Brendon Babenzien: Particularly working with a brand like adidas, if it’s going to be considered technical then it has to pass certain standards of testing. What we’re doing isn’t really intended for sport in the true sense, so it doesn’t need to have the exact same standards. But to be fair, much of the population doesn’t really need some of what is offered to them these days in terms of the technical aspect of clothing. Most of us, even if we’re pretty serious about sport, don’t need the highest level of performance. 

“We never thought of ourselves as a streetwear brand or a sportswear brand. We’re just going to make, to the best of our ability, really nice things for people” – Brendon Babenzien

Ethical design is a big part of the story of Noah. What does that term mean to you? 

Brendon Babenzien: Our view is just that businesses should strive to operate as responsibly as possible. In the case of Noah, that’s really not easy to do because we’re small and we don’t have tremendous resources. The first and most important thing was that we wanted to make a product that would last a long time. That was one area where we really wanted to strive to be better than the average clothing brand.  

Throughout your career, you’ve been critical of rampant consumerism. What do you think is the answer to this? People buying less stuff but higher quality?
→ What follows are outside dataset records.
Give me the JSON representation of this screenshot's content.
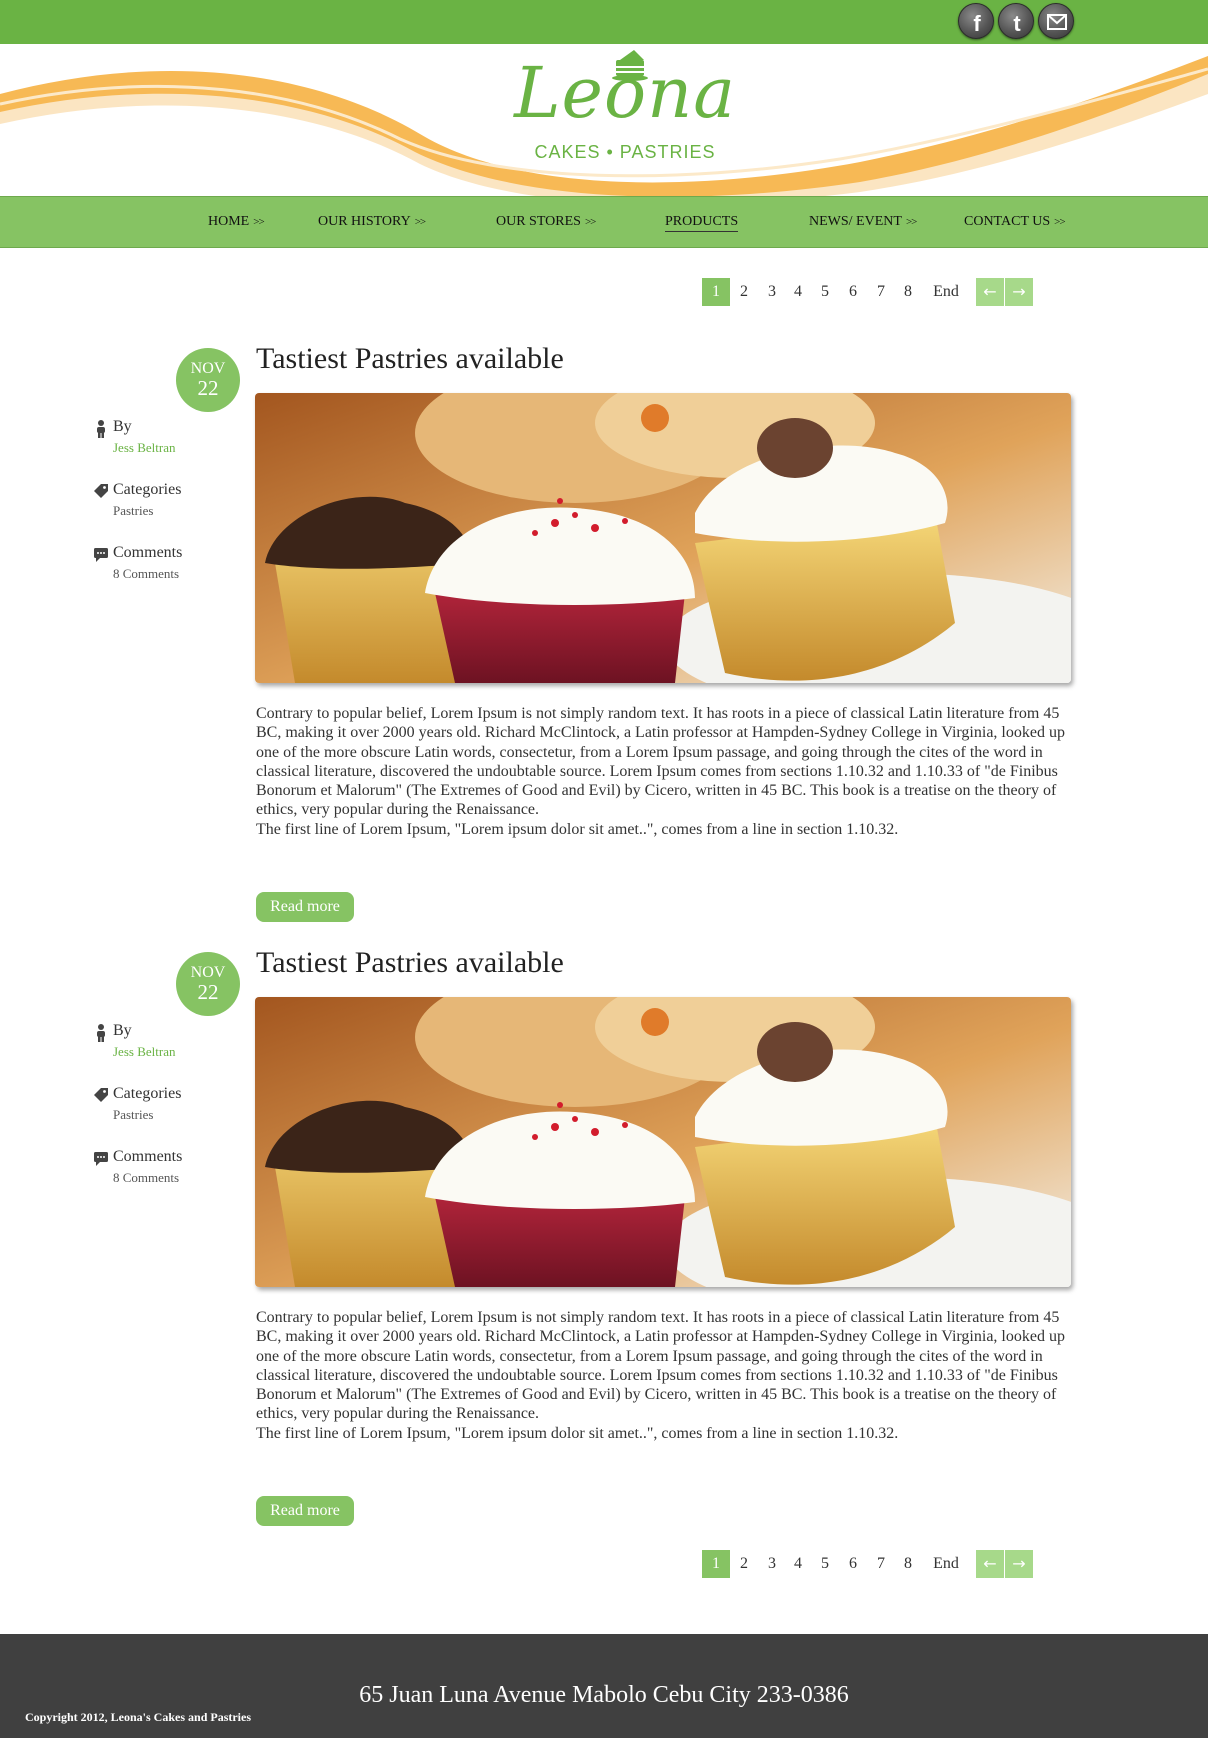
{
  "social": {
    "facebook_icon": "facebook-icon",
    "twitter_icon": "twitter-icon",
    "email_icon": "email-icon"
  },
  "brand": {
    "name": "Leona",
    "tagline": "CAKES • PASTRIES",
    "logo_icon": "cake-icon",
    "accent": "#6ab344",
    "nav_bg": "#86c363",
    "swoosh": "#f7b955"
  },
  "nav": {
    "items": [
      {
        "label": "HOME",
        "arrow": ">>"
      },
      {
        "label": "OUR HISTORY",
        "arrow": ">>"
      },
      {
        "label": "OUR STORES",
        "arrow": ">>"
      },
      {
        "label": "PRODUCTS",
        "arrow": ""
      },
      {
        "label": "NEWS/ EVENT",
        "arrow": ">>"
      },
      {
        "label": "CONTACT US",
        "arrow": ">>"
      }
    ],
    "active": "PRODUCTS"
  },
  "pagination": {
    "pages": [
      "1",
      "2",
      "3",
      "4",
      "5",
      "6",
      "7",
      "8"
    ],
    "current": "1",
    "end_label": "End",
    "prev_icon": "arrow-left-icon",
    "next_icon": "arrow-right-icon",
    "prev_glyph": "←",
    "next_glyph": "→"
  },
  "posts": [
    {
      "month": "NOV",
      "day": "22",
      "title": "Tastiest Pastries available",
      "by_label": "By",
      "author": "Jess Beltran",
      "categories_label": "Categories",
      "category": "Pastries",
      "comments_label": "Comments",
      "comments": "8 Comments",
      "body": "Contrary to popular belief, Lorem Ipsum is not simply random text. It has roots in a piece of classical Latin literature from 45 BC, making it over 2000 years old. Richard McClintock, a Latin professor at Hampden-Sydney College in Virginia, looked up one of the more obscure Latin words, consectetur, from a Lorem Ipsum passage, and going through the cites of the word in classical literature, discovered the undoubtable source. Lorem Ipsum comes from sections 1.10.32 and 1.10.33 of \"de Finibus Bonorum et Malorum\" (The Extremes of Good and Evil) by Cicero, written in 45 BC. This book is a treatise on the theory of ethics, very popular during the Renaissance.",
      "body2": "The first line of Lorem Ipsum, \"Lorem ipsum dolor sit amet..\", comes from a line in section 1.10.32.",
      "read_more": "Read more"
    },
    {
      "month": "NOV",
      "day": "22",
      "title": "Tastiest Pastries available",
      "by_label": "By",
      "author": "Jess Beltran",
      "categories_label": "Categories",
      "category": "Pastries",
      "comments_label": "Comments",
      "comments": "8 Comments",
      "body": "Contrary to popular belief, Lorem Ipsum is not simply random text. It has roots in a piece of classical Latin literature from 45 BC, making it over 2000 years old. Richard McClintock, a Latin professor at Hampden-Sydney College in Virginia, looked up one of the more obscure Latin words, consectetur, from a Lorem Ipsum passage, and going through the cites of the word in classical literature, discovered the undoubtable source. Lorem Ipsum comes from sections 1.10.32 and 1.10.33 of \"de Finibus Bonorum et Malorum\" (The Extremes of Good and Evil) by Cicero, written in 45 BC. This book is a treatise on the theory of ethics, very popular during the Renaissance.",
      "body2": "The first line of Lorem Ipsum, \"Lorem ipsum dolor sit amet..\", comes from a line in section 1.10.32.",
      "read_more": "Read more"
    }
  ],
  "footer": {
    "address": "65 Juan Luna Avenue Mabolo Cebu City 233-0386",
    "copyright": "Copyright 2012, Leona's Cakes and Pastries"
  }
}
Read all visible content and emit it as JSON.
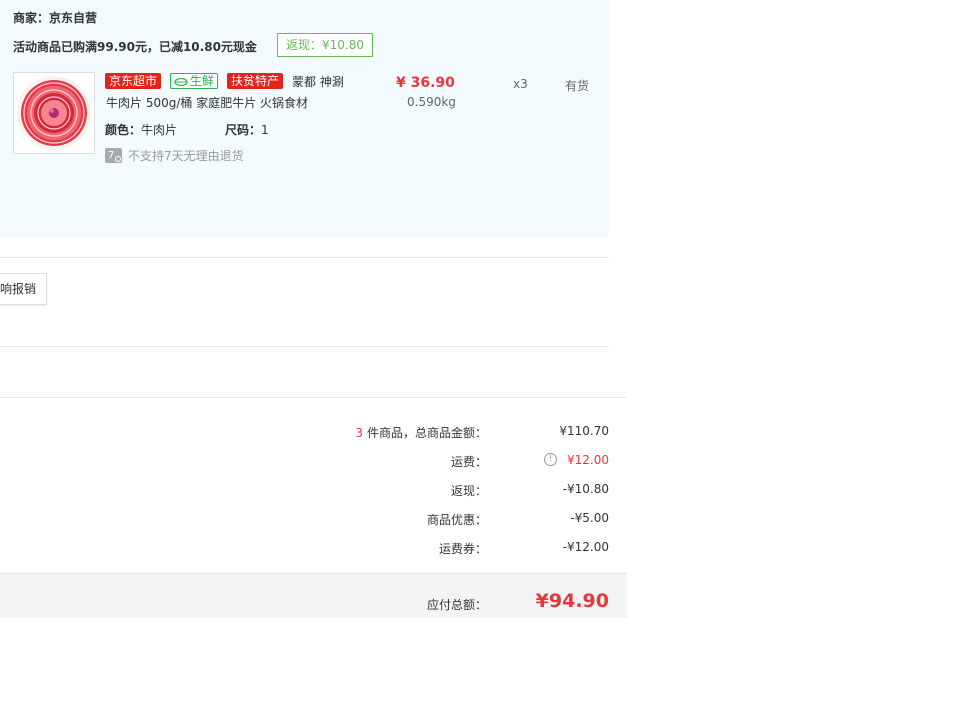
{
  "merchant": {
    "label": "商家：",
    "name": "京东自营"
  },
  "promo": {
    "text": "活动商品已购满99.90元，已减10.80元现金",
    "cashback": "返现：¥10.80"
  },
  "product": {
    "tags": [
      "京东超市",
      "生鲜",
      "扶贫特产"
    ],
    "brand_line": "蒙都 神涮",
    "name": "牛肉片 500g/桶 家庭肥牛片 火锅食材",
    "price": "¥ 36.90",
    "weight": "0.590kg",
    "qty": "x3",
    "stock": "有货",
    "color_label": "颜色：",
    "color_value": "牛肉片",
    "size_label": "尺码：",
    "size_value": "1",
    "return_icon": "7",
    "return_text": "不支持7天无理由退货"
  },
  "invoice_button": "响报销",
  "summary": {
    "count": "3",
    "count_label": "件商品，总商品金额：",
    "goods_total": "¥110.70",
    "freight_label": "运费：",
    "freight_value": "¥12.00",
    "cashback_label": "返现：",
    "cashback_value": "-¥10.80",
    "discount_label": "商品优惠：",
    "discount_value": "-¥5.00",
    "coupon_label": "运费券：",
    "coupon_value": "-¥12.00",
    "total_label": "应付总额：",
    "total_value": "¥94.90"
  },
  "colors": {
    "accent_red": "#e4393c",
    "green": "#2cb352",
    "panel_bg": "#f3fbfe"
  }
}
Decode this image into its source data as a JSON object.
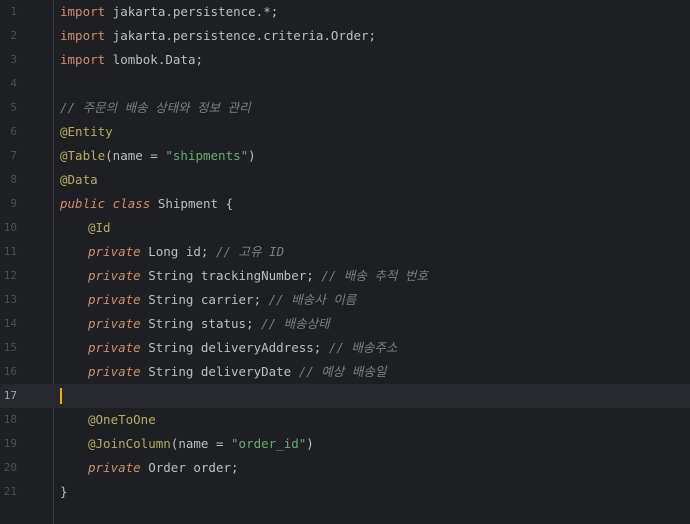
{
  "editor": {
    "lines": [
      {
        "number": "1",
        "tokens": [
          {
            "t": "import",
            "c": "kw"
          },
          {
            "t": " jakarta.persistence.*;",
            "c": "plain"
          }
        ]
      },
      {
        "number": "2",
        "tokens": [
          {
            "t": "import",
            "c": "kw"
          },
          {
            "t": " jakarta.persistence.criteria.Order;",
            "c": "plain"
          }
        ]
      },
      {
        "number": "3",
        "tokens": [
          {
            "t": "import",
            "c": "kw"
          },
          {
            "t": " lombok.Data;",
            "c": "plain"
          }
        ]
      },
      {
        "number": "4",
        "tokens": []
      },
      {
        "number": "5",
        "tokens": [
          {
            "t": "// 주문의 배송 상태와 정보 관리",
            "c": "cmt"
          }
        ]
      },
      {
        "number": "6",
        "tokens": [
          {
            "t": "@Entity",
            "c": "ann"
          }
        ]
      },
      {
        "number": "7",
        "tokens": [
          {
            "t": "@Table",
            "c": "ann"
          },
          {
            "t": "(name = ",
            "c": "plain"
          },
          {
            "t": "\"shipments\"",
            "c": "str"
          },
          {
            "t": ")",
            "c": "plain"
          }
        ]
      },
      {
        "number": "8",
        "tokens": [
          {
            "t": "@Data",
            "c": "ann"
          }
        ]
      },
      {
        "number": "9",
        "tokens": [
          {
            "t": "public class",
            "c": "kwi"
          },
          {
            "t": " Shipment {",
            "c": "plain"
          }
        ]
      },
      {
        "number": "10",
        "indent": true,
        "tokens": [
          {
            "t": "@Id",
            "c": "ann"
          }
        ]
      },
      {
        "number": "11",
        "indent": true,
        "tokens": [
          {
            "t": "private",
            "c": "kwi"
          },
          {
            "t": " Long id; ",
            "c": "plain"
          },
          {
            "t": "// 고유 ID",
            "c": "cmt"
          }
        ]
      },
      {
        "number": "12",
        "indent": true,
        "tokens": [
          {
            "t": "private",
            "c": "kwi"
          },
          {
            "t": " String trackingNumber; ",
            "c": "plain"
          },
          {
            "t": "// 배송 추적 번호",
            "c": "cmt"
          }
        ]
      },
      {
        "number": "13",
        "indent": true,
        "tokens": [
          {
            "t": "private",
            "c": "kwi"
          },
          {
            "t": " String carrier; ",
            "c": "plain"
          },
          {
            "t": "// 배송사 이름",
            "c": "cmt"
          }
        ]
      },
      {
        "number": "14",
        "indent": true,
        "tokens": [
          {
            "t": "private",
            "c": "kwi"
          },
          {
            "t": " String status; ",
            "c": "plain"
          },
          {
            "t": "// 배송상태",
            "c": "cmt"
          }
        ]
      },
      {
        "number": "15",
        "indent": true,
        "tokens": [
          {
            "t": "private",
            "c": "kwi"
          },
          {
            "t": " String deliveryAddress; ",
            "c": "plain"
          },
          {
            "t": "// 배송주소",
            "c": "cmt"
          }
        ]
      },
      {
        "number": "16",
        "indent": true,
        "tokens": [
          {
            "t": "private",
            "c": "kwi"
          },
          {
            "t": " String deliveryDate ",
            "c": "plain"
          },
          {
            "t": "// 예상 배송일",
            "c": "cmt"
          }
        ]
      },
      {
        "number": "17",
        "current": true,
        "tokens": []
      },
      {
        "number": "18",
        "indent": true,
        "tokens": [
          {
            "t": "@OneToOne",
            "c": "ann"
          }
        ]
      },
      {
        "number": "19",
        "indent": true,
        "tokens": [
          {
            "t": "@JoinColumn",
            "c": "ann"
          },
          {
            "t": "(name = ",
            "c": "plain"
          },
          {
            "t": "\"order_id\"",
            "c": "str"
          },
          {
            "t": ")",
            "c": "plain"
          }
        ]
      },
      {
        "number": "20",
        "indent": true,
        "tokens": [
          {
            "t": "private",
            "c": "kwi"
          },
          {
            "t": " Order order;",
            "c": "plain"
          }
        ]
      },
      {
        "number": "21",
        "tokens": [
          {
            "t": "}",
            "c": "plain"
          }
        ]
      }
    ]
  },
  "colors": {
    "background": "#1e1f22",
    "current_line": "#26282e",
    "keyword": "#cf8e6d",
    "annotation": "#b3ae60",
    "string": "#6aab73",
    "comment": "#7a7e85",
    "text": "#bcbec4",
    "caret": "#e8b400"
  }
}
Brendon Babenzien: ”Yes” is the easy answer, however I’m aware of the fact that not everybody can afford to buy the best of everything. There was a time when that might have been more possible, but at least in the States and I think most of the Western world, we gave that up for cheaper stuff. Do I think people should be avoiding fast fashion? Personally, yes. But that’s coming from a place of luxury, right? The problem is really how we got here. As a society, we just wanted people to buy more stuff. That was the goal, and we altered people’s perceptions of what is important. We all got convinced that we have to have everything: the newest sneakers, the newest jacket, the newest car, the newest house. We changed our value structure to accommodate the idea that having more made us better. It’s kind of a sick thing when you think about it. 

How do you think we can change these attitudes to consumption? And do you see Noah as being a part of that charge?

Brendon Babenzien: Our target is to remind people that style is more important than fashion.  

How would you define the distinction between “style” and “fashion”?

Brendon Babenzien: Style is the ability to take just about anything around you and make it work. It’s confidence in yourself, and an ability to just wear jeans and a shirt and still be the best looking person in the crowd. Whereas there are people who have all the money in the world, buy the latest everything and have an outfit worth $10,000, but still don’t look particularly good. The reference I often use to explain it is skateboarding, and, for lack of a better word, hip hop and b-boy culture. In the early days of these two subcultures, there really weren’t industries built around them supplying them with products. Skaters were mostly wearing surf stuff and they didn’t necessarily have to spend loads of money to do it. I would argue the same thing happened within B-boy culture: it was about taking things which were already in existence, whether workwear, sportswear, or team jerseys, and just putting them together in a way that they did something fresh. That had more to do with innate creativity and style than it did with the latest trends. 

Do you think that kind of counter-culture still exists today? 

Brendon Babenzien: I believe innately that there’s always a subculture. One example I like to hold up as my shining star of hope is the resurgence of vinyl. Fifteen or twenty years ago, people said vinyl was dead forever and never coming back. But it did, because there’s a quality to it that really stands up. It’s a fun process to take a record out, hold the cover, and read the liner notes – all of those things create more of a connection to music than just popping it onto your headphones. I’m always looking for those moments where you slow down and really, truly experience something. Do we need to experience everything all the time? Why don’t you find the things you love and really immerse yourself in them?

The collection is avaliable to buy from selected regions on adidas’ website.